**Exercise objective:**
Return all entries below exactly. Skip nothing.

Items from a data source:

----

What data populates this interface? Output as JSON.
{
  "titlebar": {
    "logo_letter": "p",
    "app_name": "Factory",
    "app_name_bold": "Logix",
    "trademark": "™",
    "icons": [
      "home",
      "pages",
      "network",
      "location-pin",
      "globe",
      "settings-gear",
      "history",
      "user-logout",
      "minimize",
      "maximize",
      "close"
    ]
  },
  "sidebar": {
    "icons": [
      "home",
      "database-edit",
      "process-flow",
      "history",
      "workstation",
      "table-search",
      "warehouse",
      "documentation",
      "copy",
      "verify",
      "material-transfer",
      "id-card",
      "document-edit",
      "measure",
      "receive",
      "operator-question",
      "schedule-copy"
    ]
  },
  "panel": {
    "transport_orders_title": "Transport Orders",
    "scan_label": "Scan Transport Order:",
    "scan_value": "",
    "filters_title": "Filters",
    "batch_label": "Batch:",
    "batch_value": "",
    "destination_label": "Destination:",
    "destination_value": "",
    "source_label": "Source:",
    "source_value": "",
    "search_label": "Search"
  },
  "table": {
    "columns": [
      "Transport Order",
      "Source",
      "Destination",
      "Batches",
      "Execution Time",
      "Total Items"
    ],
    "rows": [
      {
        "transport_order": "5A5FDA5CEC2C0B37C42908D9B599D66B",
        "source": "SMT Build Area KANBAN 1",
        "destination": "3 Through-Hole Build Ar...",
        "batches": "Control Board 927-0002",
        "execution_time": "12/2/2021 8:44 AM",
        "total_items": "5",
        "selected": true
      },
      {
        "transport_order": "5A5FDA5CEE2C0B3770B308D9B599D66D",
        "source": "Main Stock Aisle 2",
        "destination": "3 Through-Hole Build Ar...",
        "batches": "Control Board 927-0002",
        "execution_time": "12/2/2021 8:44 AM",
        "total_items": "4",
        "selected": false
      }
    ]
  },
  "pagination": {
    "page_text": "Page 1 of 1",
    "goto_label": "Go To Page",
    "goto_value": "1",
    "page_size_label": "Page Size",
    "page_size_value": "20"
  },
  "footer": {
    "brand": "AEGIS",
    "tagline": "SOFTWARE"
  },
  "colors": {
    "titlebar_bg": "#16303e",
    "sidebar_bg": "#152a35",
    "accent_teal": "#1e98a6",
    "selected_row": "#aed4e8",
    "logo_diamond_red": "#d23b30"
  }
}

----

**Worked solution:**
What data populates this interface? Output as JSON.
{
  "titlebar": {
    "logo_letter": "p",
    "app_name": "Factory",
    "app_name_bold": "Logix",
    "trademark": "™",
    "icons": [
      "home",
      "pages",
      "network",
      "location-pin",
      "globe",
      "settings-gear",
      "history",
      "user-logout",
      "minimize",
      "maximize",
      "close"
    ]
  },
  "sidebar": {
    "icons": [
      "home",
      "database-edit",
      "process-flow",
      "history",
      "workstation",
      "table-search",
      "warehouse",
      "documentation",
      "copy",
      "verify",
      "material-transfer",
      "id-card",
      "document-edit",
      "measure",
      "receive",
      "operator-question",
      "schedule-copy"
    ]
  },
  "panel": {
    "transport_orders_title": "Transport Orders",
    "scan_label": "Scan Transport Order:",
    "scan_value": "",
    "filters_title": "Filters",
    "batch_label": "Batch:",
    "batch_value": "",
    "destination_label": "Destination:",
    "destination_value": "",
    "source_label": "Source:",
    "source_value": "",
    "search_label": "Search"
  },
  "table": {
    "columns": [
      "Transport Order",
      "Source",
      "Destination",
      "Batches",
      "Execution Time",
      "Total Items"
    ],
    "rows": [
      {
        "transport_order": "5A5FDA5CEC2C0B37C42908D9B599D66B",
        "source": "SMT Build Area KANBAN 1",
        "destination": "3 Through-Hole Build Ar...",
        "batches": "Control Board 927-0002",
        "execution_time": "12/2/2021 8:44 AM",
        "total_items": "5",
        "selected": true
      },
      {
        "transport_order": "5A5FDA5CEE2C0B3770B308D9B599D66D",
        "source": "Main Stock Aisle 2",
        "destination": "3 Through-Hole Build Ar...",
        "batches": "Control Board 927-0002",
        "execution_time": "12/2/2021 8:44 AM",
        "total_items": "4",
        "selected": false
      }
    ]
  },
  "pagination": {
    "page_text": "Page 1 of 1",
    "goto_label": "Go To Page",
    "goto_value": "1",
    "page_size_label": "Page Size",
    "page_size_value": "20"
  },
  "footer": {
    "brand": "AEGIS",
    "tagline": "SOFTWARE"
  },
  "colors": {
    "titlebar_bg": "#16303e",
    "sidebar_bg": "#152a35",
    "accent_teal": "#1e98a6",
    "selected_row": "#aed4e8",
    "logo_diamond_red": "#d23b30"
  }
}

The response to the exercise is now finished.